Distribution of field goal attempts by season for each NBA franchise (faint grey lines), the Houston Rockets (red lines), NBA-wide seasonal average (blue lines), and multi-year NBA average (black line), from stats.nba.com API (with 2018-19 shots through Dec. 14, 2018)

Figure 4: Distribution of field goal attempts by season for each NBA franchise (faint grey lines), the Houston Rockets (red lines), NBA-wide seasonal average (blue lines), and multi-year NBA average (black line), from stats.nba.com API (with 2018-19 shots through Dec. 14, 2018)
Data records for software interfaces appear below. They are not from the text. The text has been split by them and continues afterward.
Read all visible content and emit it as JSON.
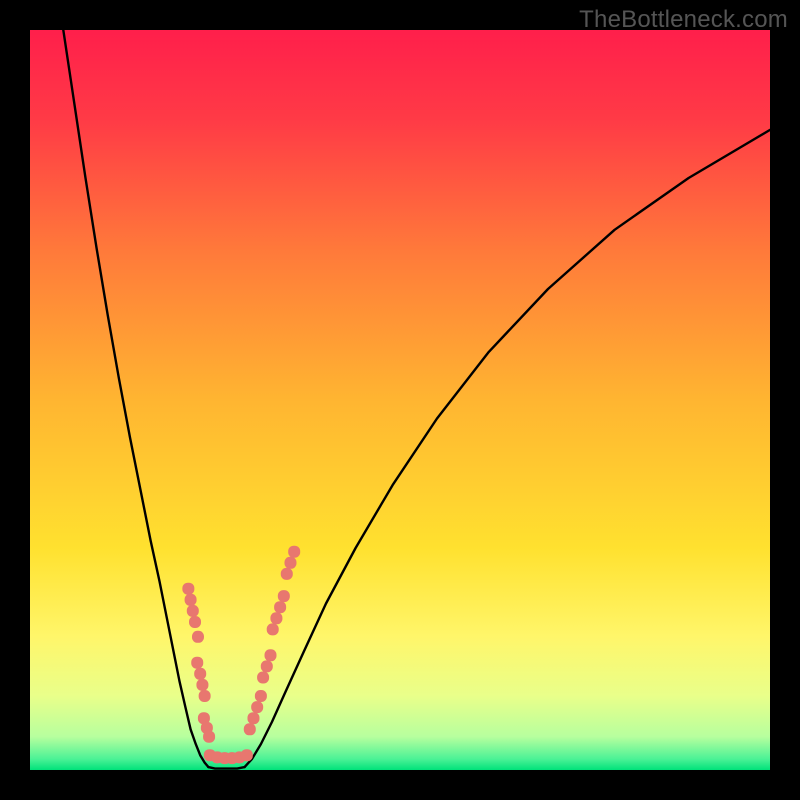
{
  "watermark": "TheBottleneck.com",
  "chart_data": {
    "type": "line",
    "title": "",
    "xlabel": "",
    "ylabel": "",
    "xlim": [
      0,
      100
    ],
    "ylim": [
      0,
      100
    ],
    "gradient_stops": [
      {
        "offset": 0.0,
        "color": "#ff1f4b"
      },
      {
        "offset": 0.12,
        "color": "#ff3a46"
      },
      {
        "offset": 0.3,
        "color": "#ff7a3a"
      },
      {
        "offset": 0.5,
        "color": "#ffb531"
      },
      {
        "offset": 0.7,
        "color": "#ffe12f"
      },
      {
        "offset": 0.82,
        "color": "#fff66a"
      },
      {
        "offset": 0.9,
        "color": "#e9ff8a"
      },
      {
        "offset": 0.955,
        "color": "#b7ff9e"
      },
      {
        "offset": 0.985,
        "color": "#4cf296"
      },
      {
        "offset": 1.0,
        "color": "#00e27a"
      }
    ],
    "series": [
      {
        "name": "left-branch",
        "stroke": "#000000",
        "x": [
          4.5,
          6.0,
          7.5,
          9.0,
          10.5,
          12.0,
          13.5,
          15.0,
          16.3,
          17.5,
          18.5,
          19.4,
          20.2,
          21.0,
          21.7,
          22.4,
          23.0,
          23.6,
          24.1
        ],
        "y": [
          100.0,
          90.0,
          80.0,
          70.5,
          61.5,
          53.0,
          45.0,
          37.5,
          31.0,
          25.5,
          20.5,
          16.0,
          12.0,
          8.5,
          5.5,
          3.5,
          2.0,
          1.0,
          0.4
        ]
      },
      {
        "name": "valley-floor",
        "stroke": "#000000",
        "x": [
          24.1,
          25.0,
          26.0,
          27.0,
          28.0,
          29.0
        ],
        "y": [
          0.4,
          0.2,
          0.2,
          0.2,
          0.2,
          0.4
        ]
      },
      {
        "name": "right-branch",
        "stroke": "#000000",
        "x": [
          29.0,
          30.0,
          31.2,
          32.7,
          34.5,
          37.0,
          40.0,
          44.0,
          49.0,
          55.0,
          62.0,
          70.0,
          79.0,
          89.0,
          100.0
        ],
        "y": [
          0.4,
          1.5,
          3.5,
          6.5,
          10.5,
          16.0,
          22.5,
          30.0,
          38.5,
          47.5,
          56.5,
          65.0,
          73.0,
          80.0,
          86.5
        ]
      }
    ],
    "dot_clusters": [
      {
        "name": "left-cluster",
        "color": "#e8776f",
        "points": [
          {
            "x": 21.4,
            "y": 24.5
          },
          {
            "x": 21.7,
            "y": 23.0
          },
          {
            "x": 22.0,
            "y": 21.5
          },
          {
            "x": 22.3,
            "y": 20.0
          },
          {
            "x": 22.7,
            "y": 18.0
          },
          {
            "x": 22.6,
            "y": 14.5
          },
          {
            "x": 23.0,
            "y": 13.0
          },
          {
            "x": 23.3,
            "y": 11.5
          },
          {
            "x": 23.6,
            "y": 10.0
          },
          {
            "x": 23.5,
            "y": 7.0
          },
          {
            "x": 23.9,
            "y": 5.7
          },
          {
            "x": 24.2,
            "y": 4.5
          }
        ]
      },
      {
        "name": "bottom-cluster",
        "color": "#e8776f",
        "points": [
          {
            "x": 24.3,
            "y": 2.0
          },
          {
            "x": 25.3,
            "y": 1.7
          },
          {
            "x": 26.3,
            "y": 1.6
          },
          {
            "x": 27.3,
            "y": 1.6
          },
          {
            "x": 28.3,
            "y": 1.7
          },
          {
            "x": 29.3,
            "y": 2.0
          }
        ]
      },
      {
        "name": "right-cluster",
        "color": "#e8776f",
        "points": [
          {
            "x": 29.7,
            "y": 5.5
          },
          {
            "x": 30.2,
            "y": 7.0
          },
          {
            "x": 30.7,
            "y": 8.5
          },
          {
            "x": 31.2,
            "y": 10.0
          },
          {
            "x": 31.5,
            "y": 12.5
          },
          {
            "x": 32.0,
            "y": 14.0
          },
          {
            "x": 32.5,
            "y": 15.5
          },
          {
            "x": 32.8,
            "y": 19.0
          },
          {
            "x": 33.3,
            "y": 20.5
          },
          {
            "x": 33.8,
            "y": 22.0
          },
          {
            "x": 34.3,
            "y": 23.5
          },
          {
            "x": 34.7,
            "y": 26.5
          },
          {
            "x": 35.2,
            "y": 28.0
          },
          {
            "x": 35.7,
            "y": 29.5
          }
        ]
      }
    ]
  }
}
Finally, Houston’s pre-eminence as a mid-range averse franchise can be seen most clearly by focusing in on the rate of such shots over time for all teams. Figure 5 shows that, starting in 2012, the Rockets became far and away the most mid-range averse team in the leage, and that, they remain so (with this year’s exception of the Bucks, who are almost as stingy from mid-range as the Rockets), even as the rest of the legue continues on a long-running trend of moving away from these generally inefficient shots.

Proportion of field goal attempts coming from midrange (2-point shots outside of 5 feet from rim), with each individual team in grey, league average in blue, and Rockets in red, from stats.nba.com API (with 2018-19 shots through Dec. 14, 2018)

Figure 5: Proportion of field goal attempts coming from midrange (2-point shots outside of 5 feet from rim), with each individual team in grey, league average in blue, and Rockets in red, from stats.nba.com API (with 2018-19 shots through Dec. 14, 2018)

For the code I used to gather and process the shot chart data used in this post, see https://github.com/TrevorDavidThomas/NBA_analytics/blob/master/dataAssembly_shotCharts_full.R.

For the code I used to generate the graphs, see https://github.com/TrevorDavidThomas/NBA_analytics/blob/master/analysis_teamLevelShotDistribs_distanceFocus.R.